START DATA

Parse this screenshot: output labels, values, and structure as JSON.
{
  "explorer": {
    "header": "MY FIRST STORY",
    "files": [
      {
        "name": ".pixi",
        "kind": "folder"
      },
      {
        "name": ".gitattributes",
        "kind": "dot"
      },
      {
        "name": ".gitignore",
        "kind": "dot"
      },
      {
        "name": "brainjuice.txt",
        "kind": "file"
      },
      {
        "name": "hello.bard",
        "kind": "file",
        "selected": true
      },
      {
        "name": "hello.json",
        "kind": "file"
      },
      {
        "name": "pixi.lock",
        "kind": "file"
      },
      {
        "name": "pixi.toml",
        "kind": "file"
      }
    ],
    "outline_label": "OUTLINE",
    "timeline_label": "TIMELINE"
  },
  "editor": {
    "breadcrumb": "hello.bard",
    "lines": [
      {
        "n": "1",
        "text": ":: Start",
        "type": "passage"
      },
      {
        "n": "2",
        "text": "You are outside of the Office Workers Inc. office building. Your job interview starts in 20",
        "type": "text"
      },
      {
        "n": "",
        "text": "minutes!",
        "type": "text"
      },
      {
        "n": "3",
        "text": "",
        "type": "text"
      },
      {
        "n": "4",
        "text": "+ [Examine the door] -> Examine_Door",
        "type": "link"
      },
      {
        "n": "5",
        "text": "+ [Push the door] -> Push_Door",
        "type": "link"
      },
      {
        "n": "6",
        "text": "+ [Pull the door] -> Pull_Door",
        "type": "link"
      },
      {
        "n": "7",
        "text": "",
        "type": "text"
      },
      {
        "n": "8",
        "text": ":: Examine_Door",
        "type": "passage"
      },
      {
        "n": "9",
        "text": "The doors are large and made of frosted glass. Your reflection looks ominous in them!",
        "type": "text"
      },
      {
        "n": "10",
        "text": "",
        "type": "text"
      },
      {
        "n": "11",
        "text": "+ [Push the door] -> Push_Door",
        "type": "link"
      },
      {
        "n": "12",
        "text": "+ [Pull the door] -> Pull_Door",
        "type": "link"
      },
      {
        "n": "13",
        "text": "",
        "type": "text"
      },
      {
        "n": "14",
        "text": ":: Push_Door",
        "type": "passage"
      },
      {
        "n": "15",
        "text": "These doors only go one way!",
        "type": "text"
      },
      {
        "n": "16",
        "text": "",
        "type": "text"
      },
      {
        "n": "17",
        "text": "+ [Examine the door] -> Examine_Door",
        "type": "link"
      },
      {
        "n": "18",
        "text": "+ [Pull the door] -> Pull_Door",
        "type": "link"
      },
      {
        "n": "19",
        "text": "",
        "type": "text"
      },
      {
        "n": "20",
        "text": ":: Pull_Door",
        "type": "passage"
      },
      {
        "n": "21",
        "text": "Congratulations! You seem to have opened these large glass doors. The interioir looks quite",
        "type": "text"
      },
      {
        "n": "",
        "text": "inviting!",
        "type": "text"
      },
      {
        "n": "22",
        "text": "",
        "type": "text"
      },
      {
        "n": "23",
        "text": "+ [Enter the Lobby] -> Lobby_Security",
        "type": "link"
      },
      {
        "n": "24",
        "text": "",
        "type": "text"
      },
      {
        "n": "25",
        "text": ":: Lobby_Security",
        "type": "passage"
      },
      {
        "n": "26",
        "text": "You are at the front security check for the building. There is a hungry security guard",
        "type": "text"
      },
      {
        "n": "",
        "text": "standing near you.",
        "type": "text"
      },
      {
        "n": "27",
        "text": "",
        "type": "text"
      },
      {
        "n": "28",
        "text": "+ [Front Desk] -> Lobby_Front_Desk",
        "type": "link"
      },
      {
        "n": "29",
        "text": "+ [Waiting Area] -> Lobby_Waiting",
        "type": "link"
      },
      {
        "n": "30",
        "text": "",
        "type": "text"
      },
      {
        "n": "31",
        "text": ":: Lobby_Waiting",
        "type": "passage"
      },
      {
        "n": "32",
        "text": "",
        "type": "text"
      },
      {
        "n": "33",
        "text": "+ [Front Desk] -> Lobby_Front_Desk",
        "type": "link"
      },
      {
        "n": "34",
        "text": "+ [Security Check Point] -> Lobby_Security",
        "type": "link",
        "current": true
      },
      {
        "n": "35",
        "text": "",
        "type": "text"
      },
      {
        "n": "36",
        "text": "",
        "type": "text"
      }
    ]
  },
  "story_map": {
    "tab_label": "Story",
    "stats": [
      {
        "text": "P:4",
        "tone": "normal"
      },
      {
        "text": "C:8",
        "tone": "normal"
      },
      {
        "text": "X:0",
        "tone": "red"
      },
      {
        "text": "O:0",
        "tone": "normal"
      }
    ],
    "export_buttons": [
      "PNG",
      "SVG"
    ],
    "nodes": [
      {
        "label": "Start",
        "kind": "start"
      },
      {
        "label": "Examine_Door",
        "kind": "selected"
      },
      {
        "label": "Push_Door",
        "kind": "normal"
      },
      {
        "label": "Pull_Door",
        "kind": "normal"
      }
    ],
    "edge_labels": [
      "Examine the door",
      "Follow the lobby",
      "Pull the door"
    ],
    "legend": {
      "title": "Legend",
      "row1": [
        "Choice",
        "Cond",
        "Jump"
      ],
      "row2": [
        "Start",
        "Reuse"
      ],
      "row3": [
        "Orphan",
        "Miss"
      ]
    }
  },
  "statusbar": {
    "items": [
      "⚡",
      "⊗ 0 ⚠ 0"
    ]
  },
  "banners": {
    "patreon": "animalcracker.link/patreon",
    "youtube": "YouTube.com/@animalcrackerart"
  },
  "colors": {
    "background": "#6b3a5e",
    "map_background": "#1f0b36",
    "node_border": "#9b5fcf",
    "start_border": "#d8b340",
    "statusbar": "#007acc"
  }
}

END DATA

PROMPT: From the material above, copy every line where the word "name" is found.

RESPONSE TO THIS TASK:
        "name": ".pixi",
        "name": ".gitattributes",
        "name": ".gitignore",
        "name": "brainjuice.txt",
        "name": "hello.bard",
        "name": "hello.json",
        "name": "pixi.lock",
        "name": "pixi.toml",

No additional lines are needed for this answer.